Material to process.
..............................
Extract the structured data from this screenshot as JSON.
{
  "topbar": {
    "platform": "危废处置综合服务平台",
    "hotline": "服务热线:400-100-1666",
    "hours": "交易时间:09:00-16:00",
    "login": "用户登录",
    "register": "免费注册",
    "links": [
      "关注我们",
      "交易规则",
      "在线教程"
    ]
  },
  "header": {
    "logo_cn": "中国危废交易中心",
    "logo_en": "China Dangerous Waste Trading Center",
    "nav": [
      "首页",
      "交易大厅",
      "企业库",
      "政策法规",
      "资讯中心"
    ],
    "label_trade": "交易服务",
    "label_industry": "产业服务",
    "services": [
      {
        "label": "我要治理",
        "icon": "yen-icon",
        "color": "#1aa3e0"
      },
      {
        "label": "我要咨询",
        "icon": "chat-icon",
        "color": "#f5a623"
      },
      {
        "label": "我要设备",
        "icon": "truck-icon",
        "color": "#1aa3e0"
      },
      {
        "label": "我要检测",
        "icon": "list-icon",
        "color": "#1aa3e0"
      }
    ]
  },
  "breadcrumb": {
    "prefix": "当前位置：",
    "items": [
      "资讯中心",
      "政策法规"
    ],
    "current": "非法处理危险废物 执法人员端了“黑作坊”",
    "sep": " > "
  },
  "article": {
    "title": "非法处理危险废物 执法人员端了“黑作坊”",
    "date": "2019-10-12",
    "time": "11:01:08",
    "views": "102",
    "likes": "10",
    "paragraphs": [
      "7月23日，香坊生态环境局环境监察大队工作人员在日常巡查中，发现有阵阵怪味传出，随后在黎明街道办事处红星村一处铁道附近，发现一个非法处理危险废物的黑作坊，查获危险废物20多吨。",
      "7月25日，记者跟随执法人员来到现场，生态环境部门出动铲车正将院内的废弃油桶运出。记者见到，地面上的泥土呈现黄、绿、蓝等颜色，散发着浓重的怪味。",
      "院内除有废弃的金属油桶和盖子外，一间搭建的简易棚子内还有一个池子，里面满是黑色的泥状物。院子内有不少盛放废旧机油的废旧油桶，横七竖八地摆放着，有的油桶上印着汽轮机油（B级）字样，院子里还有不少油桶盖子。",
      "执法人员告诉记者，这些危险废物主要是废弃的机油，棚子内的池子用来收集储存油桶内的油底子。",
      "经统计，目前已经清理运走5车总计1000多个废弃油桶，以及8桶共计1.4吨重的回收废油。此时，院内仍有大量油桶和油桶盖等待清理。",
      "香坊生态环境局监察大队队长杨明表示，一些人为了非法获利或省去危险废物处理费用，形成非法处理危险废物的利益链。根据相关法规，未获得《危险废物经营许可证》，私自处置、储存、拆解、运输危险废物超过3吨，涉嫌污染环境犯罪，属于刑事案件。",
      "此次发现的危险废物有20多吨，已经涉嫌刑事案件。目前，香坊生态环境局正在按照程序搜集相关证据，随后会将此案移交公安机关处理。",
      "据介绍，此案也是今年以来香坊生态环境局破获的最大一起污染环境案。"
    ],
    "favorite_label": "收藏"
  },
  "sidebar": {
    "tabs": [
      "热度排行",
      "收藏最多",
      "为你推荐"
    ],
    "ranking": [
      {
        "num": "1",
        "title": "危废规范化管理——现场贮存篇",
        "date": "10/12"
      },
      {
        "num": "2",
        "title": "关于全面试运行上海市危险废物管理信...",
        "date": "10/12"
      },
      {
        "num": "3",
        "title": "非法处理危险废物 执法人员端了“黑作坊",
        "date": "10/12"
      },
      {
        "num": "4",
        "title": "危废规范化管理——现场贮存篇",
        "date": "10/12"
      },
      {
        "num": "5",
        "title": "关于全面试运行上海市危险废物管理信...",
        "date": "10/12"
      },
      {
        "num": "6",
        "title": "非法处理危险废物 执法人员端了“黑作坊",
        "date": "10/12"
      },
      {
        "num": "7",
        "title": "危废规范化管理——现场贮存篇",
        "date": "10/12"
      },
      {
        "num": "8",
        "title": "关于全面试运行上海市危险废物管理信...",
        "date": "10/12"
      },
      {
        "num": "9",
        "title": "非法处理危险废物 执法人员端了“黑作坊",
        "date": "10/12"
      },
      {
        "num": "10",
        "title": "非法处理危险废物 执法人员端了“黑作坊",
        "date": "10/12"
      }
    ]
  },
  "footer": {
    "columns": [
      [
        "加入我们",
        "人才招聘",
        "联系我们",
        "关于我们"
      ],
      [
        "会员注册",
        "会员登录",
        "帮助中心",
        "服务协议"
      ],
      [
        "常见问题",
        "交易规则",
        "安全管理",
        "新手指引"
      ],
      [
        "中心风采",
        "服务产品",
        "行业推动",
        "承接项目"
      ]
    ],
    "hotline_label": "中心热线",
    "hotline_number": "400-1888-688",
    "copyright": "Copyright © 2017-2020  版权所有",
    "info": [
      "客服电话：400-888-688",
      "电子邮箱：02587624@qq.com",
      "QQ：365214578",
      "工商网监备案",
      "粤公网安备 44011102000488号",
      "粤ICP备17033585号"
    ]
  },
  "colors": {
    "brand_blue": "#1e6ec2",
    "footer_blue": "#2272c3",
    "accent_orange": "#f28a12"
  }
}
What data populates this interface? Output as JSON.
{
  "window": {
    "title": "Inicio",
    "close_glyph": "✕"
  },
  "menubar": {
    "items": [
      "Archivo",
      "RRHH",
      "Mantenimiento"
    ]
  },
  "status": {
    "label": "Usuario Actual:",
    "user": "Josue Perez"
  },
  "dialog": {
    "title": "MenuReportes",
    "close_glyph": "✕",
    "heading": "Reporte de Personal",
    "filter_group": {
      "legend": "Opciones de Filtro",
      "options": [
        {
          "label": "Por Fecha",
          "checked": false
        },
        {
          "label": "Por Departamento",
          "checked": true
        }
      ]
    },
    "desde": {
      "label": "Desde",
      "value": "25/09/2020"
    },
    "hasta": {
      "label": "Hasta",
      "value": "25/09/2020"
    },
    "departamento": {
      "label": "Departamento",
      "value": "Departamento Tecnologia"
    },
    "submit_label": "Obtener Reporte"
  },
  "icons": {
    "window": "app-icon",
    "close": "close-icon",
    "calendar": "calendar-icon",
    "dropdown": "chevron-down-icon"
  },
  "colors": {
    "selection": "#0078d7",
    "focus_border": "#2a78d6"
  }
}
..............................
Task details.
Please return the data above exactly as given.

Solution below.
Extract the structured data from this screenshot as JSON.
{
  "topbar": {
    "platform": "危废处置综合服务平台",
    "hotline": "服务热线:400-100-1666",
    "hours": "交易时间:09:00-16:00",
    "login": "用户登录",
    "register": "免费注册",
    "links": [
      "关注我们",
      "交易规则",
      "在线教程"
    ]
  },
  "header": {
    "logo_cn": "中国危废交易中心",
    "logo_en": "China Dangerous Waste Trading Center",
    "nav": [
      "首页",
      "交易大厅",
      "企业库",
      "政策法规",
      "资讯中心"
    ],
    "label_trade": "交易服务",
    "label_industry": "产业服务",
    "services": [
      {
        "label": "我要治理",
        "icon": "yen-icon",
        "color": "#1aa3e0"
      },
      {
        "label": "我要咨询",
        "icon": "chat-icon",
        "color": "#f5a623"
      },
      {
        "label": "我要设备",
        "icon": "truck-icon",
        "color": "#1aa3e0"
      },
      {
        "label": "我要检测",
        "icon": "list-icon",
        "color": "#1aa3e0"
      }
    ]
  },
  "breadcrumb": {
    "prefix": "当前位置：",
    "items": [
      "资讯中心",
      "政策法规"
    ],
    "current": "非法处理危险废物 执法人员端了“黑作坊”",
    "sep": " > "
  },
  "article": {
    "title": "非法处理危险废物 执法人员端了“黑作坊”",
    "date": "2019-10-12",
    "time": "11:01:08",
    "views": "102",
    "likes": "10",
    "paragraphs": [
      "7月23日，香坊生态环境局环境监察大队工作人员在日常巡查中，发现有阵阵怪味传出，随后在黎明街道办事处红星村一处铁道附近，发现一个非法处理危险废物的黑作坊，查获危险废物20多吨。",
      "7月25日，记者跟随执法人员来到现场，生态环境部门出动铲车正将院内的废弃油桶运出。记者见到，地面上的泥土呈现黄、绿、蓝等颜色，散发着浓重的怪味。",
      "院内除有废弃的金属油桶和盖子外，一间搭建的简易棚子内还有一个池子，里面满是黑色的泥状物。院子内有不少盛放废旧机油的废旧油桶，横七竖八地摆放着，有的油桶上印着汽轮机油（B级）字样，院子里还有不少油桶盖子。",
      "执法人员告诉记者，这些危险废物主要是废弃的机油，棚子内的池子用来收集储存油桶内的油底子。",
      "经统计，目前已经清理运走5车总计1000多个废弃油桶，以及8桶共计1.4吨重的回收废油。此时，院内仍有大量油桶和油桶盖等待清理。",
      "香坊生态环境局监察大队队长杨明表示，一些人为了非法获利或省去危险废物处理费用，形成非法处理危险废物的利益链。根据相关法规，未获得《危险废物经营许可证》，私自处置、储存、拆解、运输危险废物超过3吨，涉嫌污染环境犯罪，属于刑事案件。",
      "此次发现的危险废物有20多吨，已经涉嫌刑事案件。目前，香坊生态环境局正在按照程序搜集相关证据，随后会将此案移交公安机关处理。",
      "据介绍，此案也是今年以来香坊生态环境局破获的最大一起污染环境案。"
    ],
    "favorite_label": "收藏"
  },
  "sidebar": {
    "tabs": [
      "热度排行",
      "收藏最多",
      "为你推荐"
    ],
    "ranking": [
      {
        "num": "1",
        "title": "危废规范化管理——现场贮存篇",
        "date": "10/12"
      },
      {
        "num": "2",
        "title": "关于全面试运行上海市危险废物管理信...",
        "date": "10/12"
      },
      {
        "num": "3",
        "title": "非法处理危险废物 执法人员端了“黑作坊",
        "date": "10/12"
      },
      {
        "num": "4",
        "title": "危废规范化管理——现场贮存篇",
        "date": "10/12"
      },
      {
        "num": "5",
        "title": "关于全面试运行上海市危险废物管理信...",
        "date": "10/12"
      },
      {
        "num": "6",
        "title": "非法处理危险废物 执法人员端了“黑作坊",
        "date": "10/12"
      },
      {
        "num": "7",
        "title": "危废规范化管理——现场贮存篇",
        "date": "10/12"
      },
      {
        "num": "8",
        "title": "关于全面试运行上海市危险废物管理信...",
        "date": "10/12"
      },
      {
        "num": "9",
        "title": "非法处理危险废物 执法人员端了“黑作坊",
        "date": "10/12"
      },
      {
        "num": "10",
        "title": "非法处理危险废物 执法人员端了“黑作坊",
        "date": "10/12"
      }
    ]
  },
  "footer": {
    "columns": [
      [
        "加入我们",
        "人才招聘",
        "联系我们",
        "关于我们"
      ],
      [
        "会员注册",
        "会员登录",
        "帮助中心",
        "服务协议"
      ],
      [
        "常见问题",
        "交易规则",
        "安全管理",
        "新手指引"
      ],
      [
        "中心风采",
        "服务产品",
        "行业推动",
        "承接项目"
      ]
    ],
    "hotline_label": "中心热线",
    "hotline_number": "400-1888-688",
    "copyright": "Copyright © 2017-2020  版权所有",
    "info": [
      "客服电话：400-888-688",
      "电子邮箱：02587624@qq.com",
      "QQ：365214578",
      "工商网监备案",
      "粤公网安备 44011102000488号",
      "粤ICP备17033585号"
    ]
  },
  "colors": {
    "brand_blue": "#1e6ec2",
    "footer_blue": "#2272c3",
    "accent_orange": "#f28a12"
  }
}
What data populates this interface? Output as JSON.
{
  "window": {
    "title": "Inicio",
    "close_glyph": "✕"
  },
  "menubar": {
    "items": [
      "Archivo",
      "RRHH",
      "Mantenimiento"
    ]
  },
  "status": {
    "label": "Usuario Actual:",
    "user": "Josue Perez"
  },
  "dialog": {
    "title": "MenuReportes",
    "close_glyph": "✕",
    "heading": "Reporte de Personal",
    "filter_group": {
      "legend": "Opciones de Filtro",
      "options": [
        {
          "label": "Por Fecha",
          "checked": false
        },
        {
          "label": "Por Departamento",
          "checked": true
        }
      ]
    },
    "desde": {
      "label": "Desde",
      "value": "25/09/2020"
    },
    "hasta": {
      "label": "Hasta",
      "value": "25/09/2020"
    },
    "departamento": {
      "label": "Departamento",
      "value": "Departamento Tecnologia"
    },
    "submit_label": "Obtener Reporte"
  },
  "icons": {
    "window": "app-icon",
    "close": "close-icon",
    "calendar": "calendar-icon",
    "dropdown": "chevron-down-icon"
  },
  "colors": {
    "selection": "#0078d7",
    "focus_border": "#2a78d6"
  }
}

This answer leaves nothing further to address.